**Problem statement:**
Whenever the string "content" appears in a line below, please copy the line out.

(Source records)
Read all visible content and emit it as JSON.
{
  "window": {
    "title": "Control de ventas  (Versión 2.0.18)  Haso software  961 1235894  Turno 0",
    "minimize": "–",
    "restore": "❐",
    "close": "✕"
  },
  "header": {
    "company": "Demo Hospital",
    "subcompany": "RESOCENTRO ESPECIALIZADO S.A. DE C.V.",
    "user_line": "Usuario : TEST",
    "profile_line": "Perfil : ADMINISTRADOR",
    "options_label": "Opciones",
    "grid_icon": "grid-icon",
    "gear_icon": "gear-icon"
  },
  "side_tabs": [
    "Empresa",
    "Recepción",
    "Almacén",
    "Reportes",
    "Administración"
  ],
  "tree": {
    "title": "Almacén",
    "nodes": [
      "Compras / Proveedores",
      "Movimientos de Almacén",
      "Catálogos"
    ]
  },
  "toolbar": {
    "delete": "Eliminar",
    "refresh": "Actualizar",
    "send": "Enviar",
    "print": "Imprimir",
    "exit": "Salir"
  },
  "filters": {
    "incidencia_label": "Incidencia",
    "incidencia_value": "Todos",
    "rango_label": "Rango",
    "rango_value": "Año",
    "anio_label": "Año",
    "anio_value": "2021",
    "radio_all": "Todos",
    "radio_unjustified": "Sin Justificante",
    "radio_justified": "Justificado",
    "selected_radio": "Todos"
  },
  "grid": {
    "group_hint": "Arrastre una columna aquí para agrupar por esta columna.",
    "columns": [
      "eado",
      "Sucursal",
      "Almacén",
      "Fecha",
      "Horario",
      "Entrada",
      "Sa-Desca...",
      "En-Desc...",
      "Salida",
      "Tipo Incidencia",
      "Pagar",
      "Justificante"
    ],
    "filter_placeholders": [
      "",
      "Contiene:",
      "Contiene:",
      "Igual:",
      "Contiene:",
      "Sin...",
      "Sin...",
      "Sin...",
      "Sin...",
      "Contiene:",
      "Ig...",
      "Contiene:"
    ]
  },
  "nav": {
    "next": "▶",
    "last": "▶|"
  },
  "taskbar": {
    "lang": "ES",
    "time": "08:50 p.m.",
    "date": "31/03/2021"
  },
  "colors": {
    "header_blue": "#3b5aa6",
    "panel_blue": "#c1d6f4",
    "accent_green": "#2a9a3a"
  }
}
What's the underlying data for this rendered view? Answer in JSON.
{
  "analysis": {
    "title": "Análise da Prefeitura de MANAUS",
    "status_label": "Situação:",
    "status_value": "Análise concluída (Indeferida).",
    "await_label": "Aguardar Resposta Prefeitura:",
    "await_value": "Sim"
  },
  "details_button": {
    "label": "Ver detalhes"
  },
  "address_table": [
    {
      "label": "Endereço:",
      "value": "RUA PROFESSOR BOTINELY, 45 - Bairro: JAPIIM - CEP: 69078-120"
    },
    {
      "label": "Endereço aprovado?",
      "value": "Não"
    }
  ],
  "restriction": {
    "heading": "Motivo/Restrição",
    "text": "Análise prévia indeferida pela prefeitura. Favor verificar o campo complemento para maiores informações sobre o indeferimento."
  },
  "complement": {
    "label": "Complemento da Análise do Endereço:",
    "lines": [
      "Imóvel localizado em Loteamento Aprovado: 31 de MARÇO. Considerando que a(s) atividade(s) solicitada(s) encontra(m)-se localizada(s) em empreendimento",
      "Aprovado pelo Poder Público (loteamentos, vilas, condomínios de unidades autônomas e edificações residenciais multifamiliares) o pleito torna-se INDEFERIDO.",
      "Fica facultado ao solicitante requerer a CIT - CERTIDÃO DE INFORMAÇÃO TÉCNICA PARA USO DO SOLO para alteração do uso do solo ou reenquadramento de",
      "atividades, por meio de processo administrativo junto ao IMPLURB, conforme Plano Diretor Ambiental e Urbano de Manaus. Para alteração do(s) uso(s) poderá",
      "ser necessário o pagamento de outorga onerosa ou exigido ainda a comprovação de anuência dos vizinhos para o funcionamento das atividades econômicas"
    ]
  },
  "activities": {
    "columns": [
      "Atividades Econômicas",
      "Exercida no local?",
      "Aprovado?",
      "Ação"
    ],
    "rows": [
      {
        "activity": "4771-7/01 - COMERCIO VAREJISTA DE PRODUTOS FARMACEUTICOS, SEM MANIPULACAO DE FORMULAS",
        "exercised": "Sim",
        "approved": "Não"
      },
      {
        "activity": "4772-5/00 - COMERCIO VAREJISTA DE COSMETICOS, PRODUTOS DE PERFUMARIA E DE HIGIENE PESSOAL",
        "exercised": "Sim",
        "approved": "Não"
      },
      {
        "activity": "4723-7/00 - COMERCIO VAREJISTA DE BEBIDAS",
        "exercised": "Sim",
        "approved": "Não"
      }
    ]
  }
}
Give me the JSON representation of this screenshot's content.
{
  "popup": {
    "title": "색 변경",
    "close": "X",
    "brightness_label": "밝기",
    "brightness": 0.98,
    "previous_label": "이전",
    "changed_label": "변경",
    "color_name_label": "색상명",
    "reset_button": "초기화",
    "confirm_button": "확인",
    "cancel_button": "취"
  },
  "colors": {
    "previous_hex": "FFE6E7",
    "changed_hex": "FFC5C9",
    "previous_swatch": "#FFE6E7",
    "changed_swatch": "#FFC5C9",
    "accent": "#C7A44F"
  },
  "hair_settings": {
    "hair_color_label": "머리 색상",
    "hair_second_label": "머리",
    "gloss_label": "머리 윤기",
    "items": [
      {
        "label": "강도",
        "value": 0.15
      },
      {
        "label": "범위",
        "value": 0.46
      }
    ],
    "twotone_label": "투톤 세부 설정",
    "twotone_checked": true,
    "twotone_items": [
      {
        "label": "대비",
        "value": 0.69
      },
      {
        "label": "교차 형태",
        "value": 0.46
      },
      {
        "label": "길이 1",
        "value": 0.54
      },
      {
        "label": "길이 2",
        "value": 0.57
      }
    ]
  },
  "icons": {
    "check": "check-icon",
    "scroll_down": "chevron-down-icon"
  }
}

**Answer below:**
Read all visible content and emit it as JSON.
Give me the JSON representation of this screenshot's content.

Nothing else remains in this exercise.